=== Section Start ===

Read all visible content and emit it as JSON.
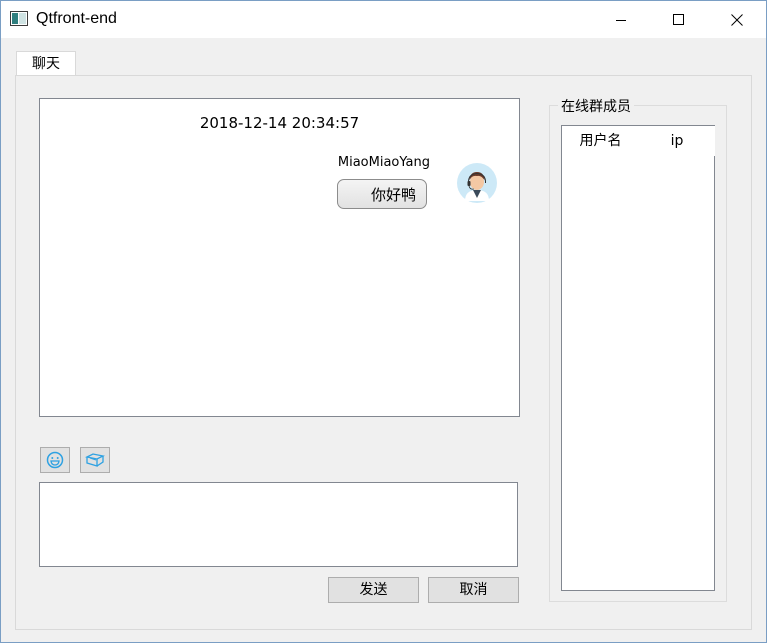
{
  "window": {
    "title": "Qtfront-end"
  },
  "tabs": [
    {
      "label": "聊天"
    }
  ],
  "chat": {
    "timestamp": "2018-12-14 20:34:57",
    "messages": [
      {
        "sender": "MiaoMiaoYang",
        "text": "你好鸭",
        "avatar": "user-avatar"
      }
    ]
  },
  "toolbar": {
    "emoji_icon": "smiley-icon",
    "screenshot_icon": "box-icon"
  },
  "input": {
    "value": ""
  },
  "buttons": {
    "send": "发送",
    "cancel": "取消"
  },
  "members": {
    "group_title": "在线群成员",
    "columns": [
      "用户名",
      "ip"
    ],
    "rows": []
  },
  "colors": {
    "icon_blue": "#2ea1e2",
    "border": "#828790"
  }
}
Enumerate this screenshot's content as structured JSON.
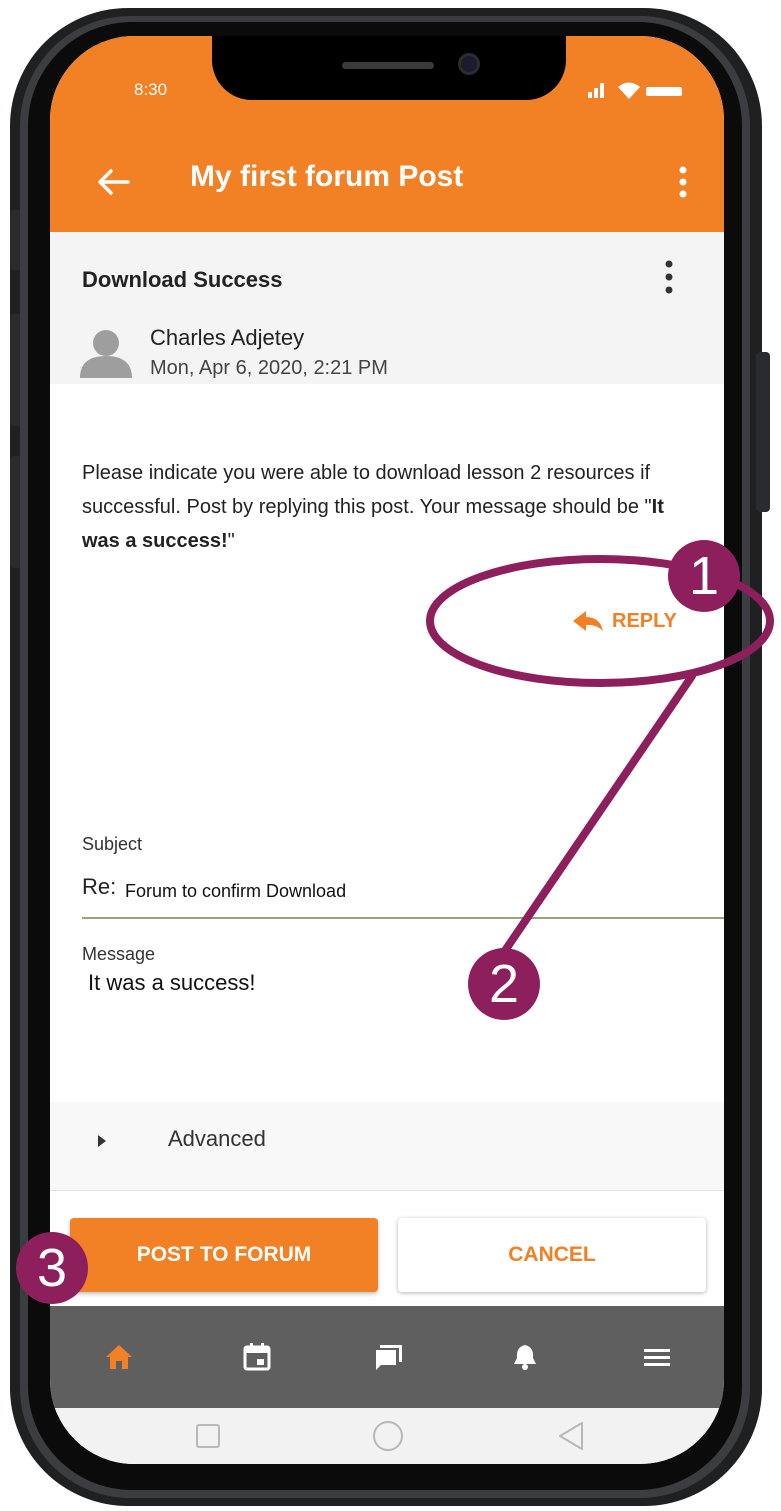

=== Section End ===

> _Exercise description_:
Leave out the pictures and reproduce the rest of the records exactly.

> _Completed task_:
Read all visible content and emit it as JSON.
{
  "window": {
    "title": "Qtfront-end"
  },
  "tabs": [
    {
      "label": "聊天"
    }
  ],
  "chat": {
    "timestamp": "2018-12-14 20:34:57",
    "messages": [
      {
        "sender": "MiaoMiaoYang",
        "text": "你好鸭",
        "avatar": "user-avatar"
      }
    ]
  },
  "toolbar": {
    "emoji_icon": "smiley-icon",
    "screenshot_icon": "box-icon"
  },
  "input": {
    "value": ""
  },
  "buttons": {
    "send": "发送",
    "cancel": "取消"
  },
  "members": {
    "group_title": "在线群成员",
    "columns": [
      "用户名",
      "ip"
    ],
    "rows": []
  },
  "colors": {
    "icon_blue": "#2ea1e2",
    "border": "#828790"
  }
}
Enumerate this screenshot's content as structured JSON.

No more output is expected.